## BRIEF
Please return the whole listing, character for character.
BEGIN RECORDS PROVIDED
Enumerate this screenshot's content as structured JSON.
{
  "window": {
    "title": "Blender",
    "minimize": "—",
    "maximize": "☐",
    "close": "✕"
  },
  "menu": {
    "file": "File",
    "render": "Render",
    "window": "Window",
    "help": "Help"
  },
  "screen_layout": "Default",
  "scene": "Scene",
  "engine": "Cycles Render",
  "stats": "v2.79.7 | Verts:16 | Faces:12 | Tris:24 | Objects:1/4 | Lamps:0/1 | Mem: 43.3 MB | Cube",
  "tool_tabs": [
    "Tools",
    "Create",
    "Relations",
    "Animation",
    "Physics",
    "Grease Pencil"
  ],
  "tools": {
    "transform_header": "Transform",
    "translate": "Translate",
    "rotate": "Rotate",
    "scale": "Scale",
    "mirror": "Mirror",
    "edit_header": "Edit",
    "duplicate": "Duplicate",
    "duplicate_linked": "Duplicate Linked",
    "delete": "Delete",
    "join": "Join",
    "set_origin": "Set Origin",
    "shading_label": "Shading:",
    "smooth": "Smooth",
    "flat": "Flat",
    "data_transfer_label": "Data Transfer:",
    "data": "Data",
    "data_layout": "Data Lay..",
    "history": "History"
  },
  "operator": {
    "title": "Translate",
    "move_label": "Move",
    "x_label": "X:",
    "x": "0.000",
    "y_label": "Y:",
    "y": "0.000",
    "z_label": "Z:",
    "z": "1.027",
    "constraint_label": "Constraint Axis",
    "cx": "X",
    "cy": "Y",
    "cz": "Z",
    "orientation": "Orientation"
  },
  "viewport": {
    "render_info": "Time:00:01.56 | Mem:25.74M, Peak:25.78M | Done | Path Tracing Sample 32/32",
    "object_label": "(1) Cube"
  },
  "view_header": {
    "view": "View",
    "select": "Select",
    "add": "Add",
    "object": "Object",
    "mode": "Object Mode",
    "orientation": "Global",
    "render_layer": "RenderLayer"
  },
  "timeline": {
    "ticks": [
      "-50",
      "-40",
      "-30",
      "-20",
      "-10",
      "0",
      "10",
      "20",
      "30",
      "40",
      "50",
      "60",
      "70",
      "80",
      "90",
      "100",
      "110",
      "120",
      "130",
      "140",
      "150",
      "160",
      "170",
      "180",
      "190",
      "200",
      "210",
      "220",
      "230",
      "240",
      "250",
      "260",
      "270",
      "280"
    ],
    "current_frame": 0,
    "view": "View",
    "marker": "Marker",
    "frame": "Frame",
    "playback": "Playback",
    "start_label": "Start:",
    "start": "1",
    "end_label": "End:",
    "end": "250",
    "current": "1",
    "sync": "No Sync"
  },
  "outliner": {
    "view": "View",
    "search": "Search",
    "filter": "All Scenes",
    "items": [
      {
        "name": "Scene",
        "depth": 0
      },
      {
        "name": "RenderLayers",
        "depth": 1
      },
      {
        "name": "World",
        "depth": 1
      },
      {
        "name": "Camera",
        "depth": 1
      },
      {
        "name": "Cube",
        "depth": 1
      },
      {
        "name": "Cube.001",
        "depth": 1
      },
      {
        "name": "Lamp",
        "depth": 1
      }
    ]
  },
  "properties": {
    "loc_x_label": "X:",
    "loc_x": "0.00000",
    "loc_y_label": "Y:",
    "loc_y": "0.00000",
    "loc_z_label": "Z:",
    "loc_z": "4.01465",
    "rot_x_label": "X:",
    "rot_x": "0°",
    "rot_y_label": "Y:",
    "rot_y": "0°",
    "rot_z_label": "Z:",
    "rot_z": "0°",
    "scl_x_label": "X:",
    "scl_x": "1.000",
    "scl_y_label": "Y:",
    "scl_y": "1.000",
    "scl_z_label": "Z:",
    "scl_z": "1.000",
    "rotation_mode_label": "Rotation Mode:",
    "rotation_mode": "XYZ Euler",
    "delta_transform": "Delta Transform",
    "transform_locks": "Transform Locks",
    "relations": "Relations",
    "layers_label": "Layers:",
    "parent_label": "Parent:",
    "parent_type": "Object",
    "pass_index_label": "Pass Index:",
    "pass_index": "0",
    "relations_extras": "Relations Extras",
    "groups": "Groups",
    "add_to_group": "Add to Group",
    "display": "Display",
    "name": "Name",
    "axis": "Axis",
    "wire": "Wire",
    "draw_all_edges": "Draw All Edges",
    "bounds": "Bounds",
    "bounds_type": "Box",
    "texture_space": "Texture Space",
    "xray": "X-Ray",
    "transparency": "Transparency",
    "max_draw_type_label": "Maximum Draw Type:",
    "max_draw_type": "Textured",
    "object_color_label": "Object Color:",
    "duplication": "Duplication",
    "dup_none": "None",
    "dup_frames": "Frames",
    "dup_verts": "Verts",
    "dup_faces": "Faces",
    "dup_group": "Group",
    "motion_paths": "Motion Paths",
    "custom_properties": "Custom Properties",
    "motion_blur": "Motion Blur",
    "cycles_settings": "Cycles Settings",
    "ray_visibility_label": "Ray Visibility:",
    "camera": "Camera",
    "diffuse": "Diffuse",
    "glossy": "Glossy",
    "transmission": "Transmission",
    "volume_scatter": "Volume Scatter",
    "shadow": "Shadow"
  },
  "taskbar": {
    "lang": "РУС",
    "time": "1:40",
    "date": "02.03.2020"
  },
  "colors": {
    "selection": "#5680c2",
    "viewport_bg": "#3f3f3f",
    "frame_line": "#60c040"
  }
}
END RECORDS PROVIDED
## OUTPUT OF THE TASK
Enumerate this screenshot's content as structured JSON.
{
  "window": {
    "title": "Blender",
    "minimize": "—",
    "maximize": "☐",
    "close": "✕"
  },
  "menu": {
    "file": "File",
    "render": "Render",
    "window": "Window",
    "help": "Help"
  },
  "screen_layout": "Default",
  "scene": "Scene",
  "engine": "Cycles Render",
  "stats": "v2.79.7 | Verts:16 | Faces:12 | Tris:24 | Objects:1/4 | Lamps:0/1 | Mem: 43.3 MB | Cube",
  "tool_tabs": [
    "Tools",
    "Create",
    "Relations",
    "Animation",
    "Physics",
    "Grease Pencil"
  ],
  "tools": {
    "transform_header": "Transform",
    "translate": "Translate",
    "rotate": "Rotate",
    "scale": "Scale",
    "mirror": "Mirror",
    "edit_header": "Edit",
    "duplicate": "Duplicate",
    "duplicate_linked": "Duplicate Linked",
    "delete": "Delete",
    "join": "Join",
    "set_origin": "Set Origin",
    "shading_label": "Shading:",
    "smooth": "Smooth",
    "flat": "Flat",
    "data_transfer_label": "Data Transfer:",
    "data": "Data",
    "data_layout": "Data Lay..",
    "history": "History"
  },
  "operator": {
    "title": "Translate",
    "move_label": "Move",
    "x_label": "X:",
    "x": "0.000",
    "y_label": "Y:",
    "y": "0.000",
    "z_label": "Z:",
    "z": "1.027",
    "constraint_label": "Constraint Axis",
    "cx": "X",
    "cy": "Y",
    "cz": "Z",
    "orientation": "Orientation"
  },
  "viewport": {
    "render_info": "Time:00:01.56 | Mem:25.74M, Peak:25.78M | Done | Path Tracing Sample 32/32",
    "object_label": "(1) Cube"
  },
  "view_header": {
    "view": "View",
    "select": "Select",
    "add": "Add",
    "object": "Object",
    "mode": "Object Mode",
    "orientation": "Global",
    "render_layer": "RenderLayer"
  },
  "timeline": {
    "ticks": [
      "-50",
      "-40",
      "-30",
      "-20",
      "-10",
      "0",
      "10",
      "20",
      "30",
      "40",
      "50",
      "60",
      "70",
      "80",
      "90",
      "100",
      "110",
      "120",
      "130",
      "140",
      "150",
      "160",
      "170",
      "180",
      "190",
      "200",
      "210",
      "220",
      "230",
      "240",
      "250",
      "260",
      "270",
      "280"
    ],
    "current_frame": 0,
    "view": "View",
    "marker": "Marker",
    "frame": "Frame",
    "playback": "Playback",
    "start_label": "Start:",
    "start": "1",
    "end_label": "End:",
    "end": "250",
    "current": "1",
    "sync": "No Sync"
  },
  "outliner": {
    "view": "View",
    "search": "Search",
    "filter": "All Scenes",
    "items": [
      {
        "name": "Scene",
        "depth": 0
      },
      {
        "name": "RenderLayers",
        "depth": 1
      },
      {
        "name": "World",
        "depth": 1
      },
      {
        "name": "Camera",
        "depth": 1
      },
      {
        "name": "Cube",
        "depth": 1
      },
      {
        "name": "Cube.001",
        "depth": 1
      },
      {
        "name": "Lamp",
        "depth": 1
      }
    ]
  },
  "properties": {
    "loc_x_label": "X:",
    "loc_x": "0.00000",
    "loc_y_label": "Y:",
    "loc_y": "0.00000",
    "loc_z_label": "Z:",
    "loc_z": "4.01465",
    "rot_x_label": "X:",
    "rot_x": "0°",
    "rot_y_label": "Y:",
    "rot_y": "0°",
    "rot_z_label": "Z:",
    "rot_z": "0°",
    "scl_x_label": "X:",
    "scl_x": "1.000",
    "scl_y_label": "Y:",
    "scl_y": "1.000",
    "scl_z_label": "Z:",
    "scl_z": "1.000",
    "rotation_mode_label": "Rotation Mode:",
    "rotation_mode": "XYZ Euler",
    "delta_transform": "Delta Transform",
    "transform_locks": "Transform Locks",
    "relations": "Relations",
    "layers_label": "Layers:",
    "parent_label": "Parent:",
    "parent_type": "Object",
    "pass_index_label": "Pass Index:",
    "pass_index": "0",
    "relations_extras": "Relations Extras",
    "groups": "Groups",
    "add_to_group": "Add to Group",
    "display": "Display",
    "name": "Name",
    "axis": "Axis",
    "wire": "Wire",
    "draw_all_edges": "Draw All Edges",
    "bounds": "Bounds",
    "bounds_type": "Box",
    "texture_space": "Texture Space",
    "xray": "X-Ray",
    "transparency": "Transparency",
    "max_draw_type_label": "Maximum Draw Type:",
    "max_draw_type": "Textured",
    "object_color_label": "Object Color:",
    "duplication": "Duplication",
    "dup_none": "None",
    "dup_frames": "Frames",
    "dup_verts": "Verts",
    "dup_faces": "Faces",
    "dup_group": "Group",
    "motion_paths": "Motion Paths",
    "custom_properties": "Custom Properties",
    "motion_blur": "Motion Blur",
    "cycles_settings": "Cycles Settings",
    "ray_visibility_label": "Ray Visibility:",
    "camera": "Camera",
    "diffuse": "Diffuse",
    "glossy": "Glossy",
    "transmission": "Transmission",
    "volume_scatter": "Volume Scatter",
    "shadow": "Shadow"
  },
  "taskbar": {
    "lang": "РУС",
    "time": "1:40",
    "date": "02.03.2020"
  },
  "colors": {
    "selection": "#5680c2",
    "viewport_bg": "#3f3f3f",
    "frame_line": "#60c040"
  }
}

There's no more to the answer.